ASSIGNED TASK
Check each line of the data below for the string "name", then report how many lines have it and nothing else.

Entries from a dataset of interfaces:
+---+
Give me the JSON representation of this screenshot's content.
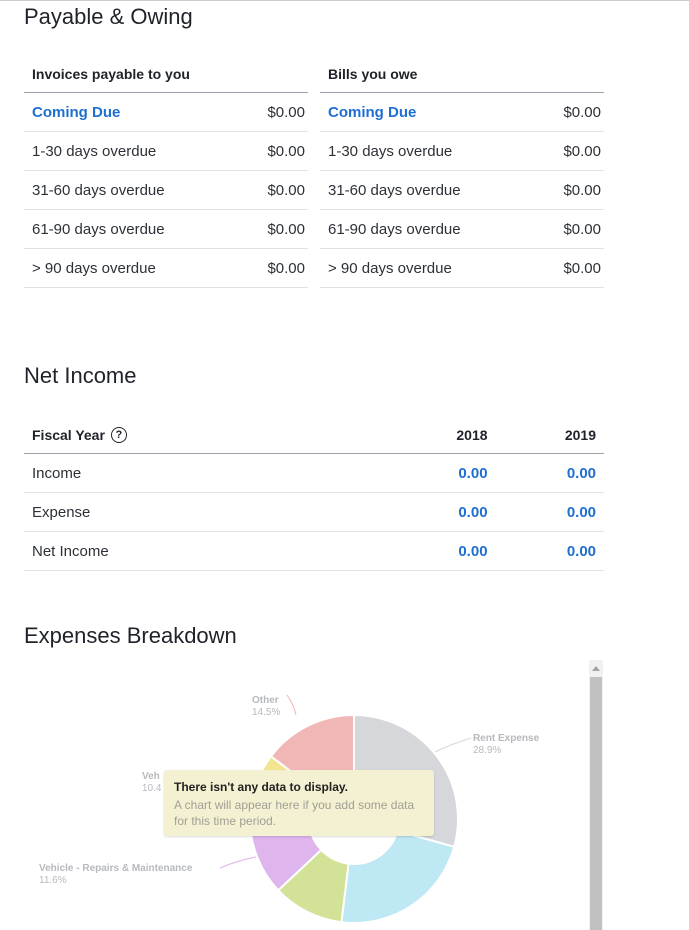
{
  "sections": {
    "payable_title": "Payable & Owing",
    "net_income_title": "Net Income",
    "expenses_title": "Expenses Breakdown"
  },
  "payable": {
    "header": "Invoices payable to you",
    "rows": [
      {
        "label": "Coming Due",
        "amount": "$0.00"
      },
      {
        "label": "1-30 days overdue",
        "amount": "$0.00"
      },
      {
        "label": "31-60 days overdue",
        "amount": "$0.00"
      },
      {
        "label": "61-90 days overdue",
        "amount": "$0.00"
      },
      {
        "label": "> 90 days overdue",
        "amount": "$0.00"
      }
    ]
  },
  "owing": {
    "header": "Bills you owe",
    "rows": [
      {
        "label": "Coming Due",
        "amount": "$0.00"
      },
      {
        "label": "1-30 days overdue",
        "amount": "$0.00"
      },
      {
        "label": "31-60 days overdue",
        "amount": "$0.00"
      },
      {
        "label": "61-90 days overdue",
        "amount": "$0.00"
      },
      {
        "label": "> 90 days overdue",
        "amount": "$0.00"
      }
    ]
  },
  "net_income": {
    "header_label": "Fiscal Year",
    "help_icon": "question-circle-icon",
    "years": [
      "2018",
      "2019"
    ],
    "rows": [
      {
        "label": "Income",
        "values": [
          "0.00",
          "0.00"
        ]
      },
      {
        "label": "Expense",
        "values": [
          "0.00",
          "0.00"
        ]
      },
      {
        "label": "Net Income",
        "values": [
          "0.00",
          "0.00"
        ]
      }
    ]
  },
  "chart_data": {
    "type": "pie",
    "style": "donut",
    "slices": [
      {
        "name": "Rent Expense",
        "percent": 28.9,
        "color": "#d5d7da"
      },
      {
        "name": "Repairs & Maintenance",
        "percent": 22.3,
        "color": "#bde8f4"
      },
      {
        "name": "",
        "percent": 10.9,
        "color": "#d2e397"
      },
      {
        "name": "Vehicle - Repairs & Maintenance",
        "percent": 11.6,
        "color": "#dfb5ed"
      },
      {
        "name": "Vehicle",
        "percent": 10.4,
        "color": "#f3e590"
      },
      {
        "name": "Other",
        "percent": 14.5,
        "color": "#f1b6b6"
      }
    ],
    "shown_labels": [
      {
        "name": "Other",
        "pct": "14.5%"
      },
      {
        "name": "Rent Expense",
        "pct": "28.9%"
      },
      {
        "name": "Veh",
        "pct": "10.4"
      },
      {
        "name": "Vehicle - Repairs & Maintenance",
        "pct": "11.6%"
      }
    ],
    "tooltip": {
      "title": "There isn't any data to display.",
      "body": "A chart will appear here if you add some data for this time period."
    }
  }
}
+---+
EXERCISE ANSWER
10